  • The indexes are key performance benchmarks for international investors in emerging market debt
  • Membership in them can help a country sell bonds and reduce its borrowing costs

DUBAI: Saudi Arabia and four other Gulf states will enter JP Morgan’s emerging market government bond indexes next year, a move likely to lure billions of dollars of new foreign investment into their debt, according to a JP Morgan statement sent to investors.
The indexes are key performance benchmarks for international investors in emerging market debt, so membership in them can help a country sell bonds and reduce its borrowing costs.
Sovereign and quasi-sovereign debt issuers from Saudi Arabia, Qatar, the United Arab Emirates, Bahrain and Kuwait will become eligible for the EMBI Global Diversified (EMBIGD), EMBI Global (EMBIG) and EURO-EMBIG indexes, according to the statement, which was seen by Reuters on Wednesday.
Their entry will be phased in between Jan. 31 and Sept. 30. Both conventional bonds and sukuk, or Islamic bonds, will be eligible for inclusion in indexes, but sukuk will need to have a credit rating from at least one of the three major rating agencies to be included.
JP Morgan’s decision follows a surge of debt issuance from the Gulf Arab region in the past few years, as low oil prices force most countries to fund part of their state spending in the international debt markets.
Saudi Arabia, Bahrain, Kuwait, Oman and Qatar have issued a quarter of all new debt sold by emerging market countries in each of the last three years.
The inclusion of Gulf Cooperation Council countries in the indexes will leave them representing around 11.2 percent of JP Morgan’s EMBI Global Diversified and EMBI Global series, the statement said.
“It is estimated that around $360 billion of assets under management are benchmarked against the EMBIG family, with the EMBIG diversified at around $300 billion,” said Zeina Rizk, director of fixed income asset management at Arqaam Capital in Dubai.
Rizk estimated this would translate into about $30 billion of inflows into the five countries’ debt.
“Those inflows are not going to come on day one, but the tailwind resulting from the inclusion headline, coupled with pegged currencies, strong oil prices, a relative immunity from trade wars and high credit quality, leads us to the view that the GCC has better value than the rest of emerging markets.”

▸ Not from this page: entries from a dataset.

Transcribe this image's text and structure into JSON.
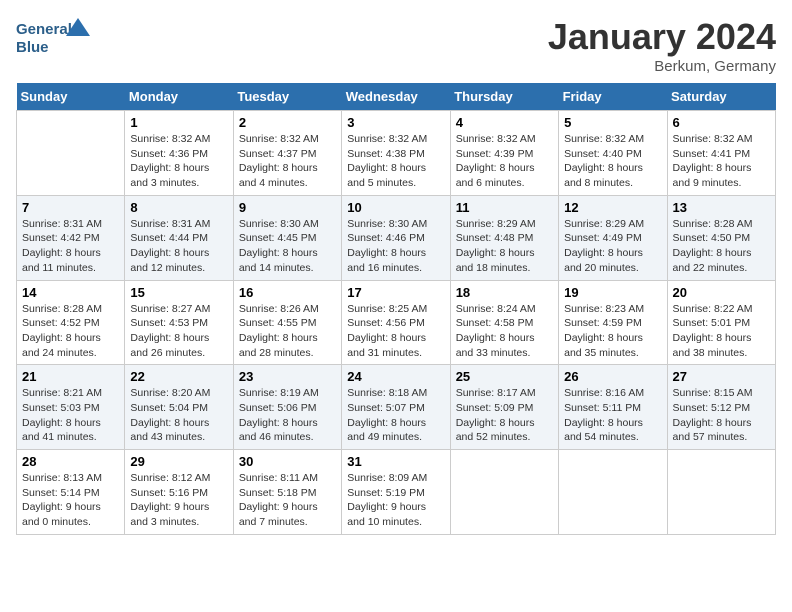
{
  "header": {
    "logo_line1": "General",
    "logo_line2": "Blue",
    "month_title": "January 2024",
    "location": "Berkum, Germany"
  },
  "days_of_week": [
    "Sunday",
    "Monday",
    "Tuesday",
    "Wednesday",
    "Thursday",
    "Friday",
    "Saturday"
  ],
  "weeks": [
    [
      {
        "day": "",
        "info": ""
      },
      {
        "day": "1",
        "info": "Sunrise: 8:32 AM\nSunset: 4:36 PM\nDaylight: 8 hours\nand 3 minutes."
      },
      {
        "day": "2",
        "info": "Sunrise: 8:32 AM\nSunset: 4:37 PM\nDaylight: 8 hours\nand 4 minutes."
      },
      {
        "day": "3",
        "info": "Sunrise: 8:32 AM\nSunset: 4:38 PM\nDaylight: 8 hours\nand 5 minutes."
      },
      {
        "day": "4",
        "info": "Sunrise: 8:32 AM\nSunset: 4:39 PM\nDaylight: 8 hours\nand 6 minutes."
      },
      {
        "day": "5",
        "info": "Sunrise: 8:32 AM\nSunset: 4:40 PM\nDaylight: 8 hours\nand 8 minutes."
      },
      {
        "day": "6",
        "info": "Sunrise: 8:32 AM\nSunset: 4:41 PM\nDaylight: 8 hours\nand 9 minutes."
      }
    ],
    [
      {
        "day": "7",
        "info": "Sunrise: 8:31 AM\nSunset: 4:42 PM\nDaylight: 8 hours\nand 11 minutes."
      },
      {
        "day": "8",
        "info": "Sunrise: 8:31 AM\nSunset: 4:44 PM\nDaylight: 8 hours\nand 12 minutes."
      },
      {
        "day": "9",
        "info": "Sunrise: 8:30 AM\nSunset: 4:45 PM\nDaylight: 8 hours\nand 14 minutes."
      },
      {
        "day": "10",
        "info": "Sunrise: 8:30 AM\nSunset: 4:46 PM\nDaylight: 8 hours\nand 16 minutes."
      },
      {
        "day": "11",
        "info": "Sunrise: 8:29 AM\nSunset: 4:48 PM\nDaylight: 8 hours\nand 18 minutes."
      },
      {
        "day": "12",
        "info": "Sunrise: 8:29 AM\nSunset: 4:49 PM\nDaylight: 8 hours\nand 20 minutes."
      },
      {
        "day": "13",
        "info": "Sunrise: 8:28 AM\nSunset: 4:50 PM\nDaylight: 8 hours\nand 22 minutes."
      }
    ],
    [
      {
        "day": "14",
        "info": "Sunrise: 8:28 AM\nSunset: 4:52 PM\nDaylight: 8 hours\nand 24 minutes."
      },
      {
        "day": "15",
        "info": "Sunrise: 8:27 AM\nSunset: 4:53 PM\nDaylight: 8 hours\nand 26 minutes."
      },
      {
        "day": "16",
        "info": "Sunrise: 8:26 AM\nSunset: 4:55 PM\nDaylight: 8 hours\nand 28 minutes."
      },
      {
        "day": "17",
        "info": "Sunrise: 8:25 AM\nSunset: 4:56 PM\nDaylight: 8 hours\nand 31 minutes."
      },
      {
        "day": "18",
        "info": "Sunrise: 8:24 AM\nSunset: 4:58 PM\nDaylight: 8 hours\nand 33 minutes."
      },
      {
        "day": "19",
        "info": "Sunrise: 8:23 AM\nSunset: 4:59 PM\nDaylight: 8 hours\nand 35 minutes."
      },
      {
        "day": "20",
        "info": "Sunrise: 8:22 AM\nSunset: 5:01 PM\nDaylight: 8 hours\nand 38 minutes."
      }
    ],
    [
      {
        "day": "21",
        "info": "Sunrise: 8:21 AM\nSunset: 5:03 PM\nDaylight: 8 hours\nand 41 minutes."
      },
      {
        "day": "22",
        "info": "Sunrise: 8:20 AM\nSunset: 5:04 PM\nDaylight: 8 hours\nand 43 minutes."
      },
      {
        "day": "23",
        "info": "Sunrise: 8:19 AM\nSunset: 5:06 PM\nDaylight: 8 hours\nand 46 minutes."
      },
      {
        "day": "24",
        "info": "Sunrise: 8:18 AM\nSunset: 5:07 PM\nDaylight: 8 hours\nand 49 minutes."
      },
      {
        "day": "25",
        "info": "Sunrise: 8:17 AM\nSunset: 5:09 PM\nDaylight: 8 hours\nand 52 minutes."
      },
      {
        "day": "26",
        "info": "Sunrise: 8:16 AM\nSunset: 5:11 PM\nDaylight: 8 hours\nand 54 minutes."
      },
      {
        "day": "27",
        "info": "Sunrise: 8:15 AM\nSunset: 5:12 PM\nDaylight: 8 hours\nand 57 minutes."
      }
    ],
    [
      {
        "day": "28",
        "info": "Sunrise: 8:13 AM\nSunset: 5:14 PM\nDaylight: 9 hours\nand 0 minutes."
      },
      {
        "day": "29",
        "info": "Sunrise: 8:12 AM\nSunset: 5:16 PM\nDaylight: 9 hours\nand 3 minutes."
      },
      {
        "day": "30",
        "info": "Sunrise: 8:11 AM\nSunset: 5:18 PM\nDaylight: 9 hours\nand 7 minutes."
      },
      {
        "day": "31",
        "info": "Sunrise: 8:09 AM\nSunset: 5:19 PM\nDaylight: 9 hours\nand 10 minutes."
      },
      {
        "day": "",
        "info": ""
      },
      {
        "day": "",
        "info": ""
      },
      {
        "day": "",
        "info": ""
      }
    ]
  ]
}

The minimum size for inclusion in the indexes is $500 million, and during the inclusion process, instruments will need to have a maturity date beyond March 2022, the statement said.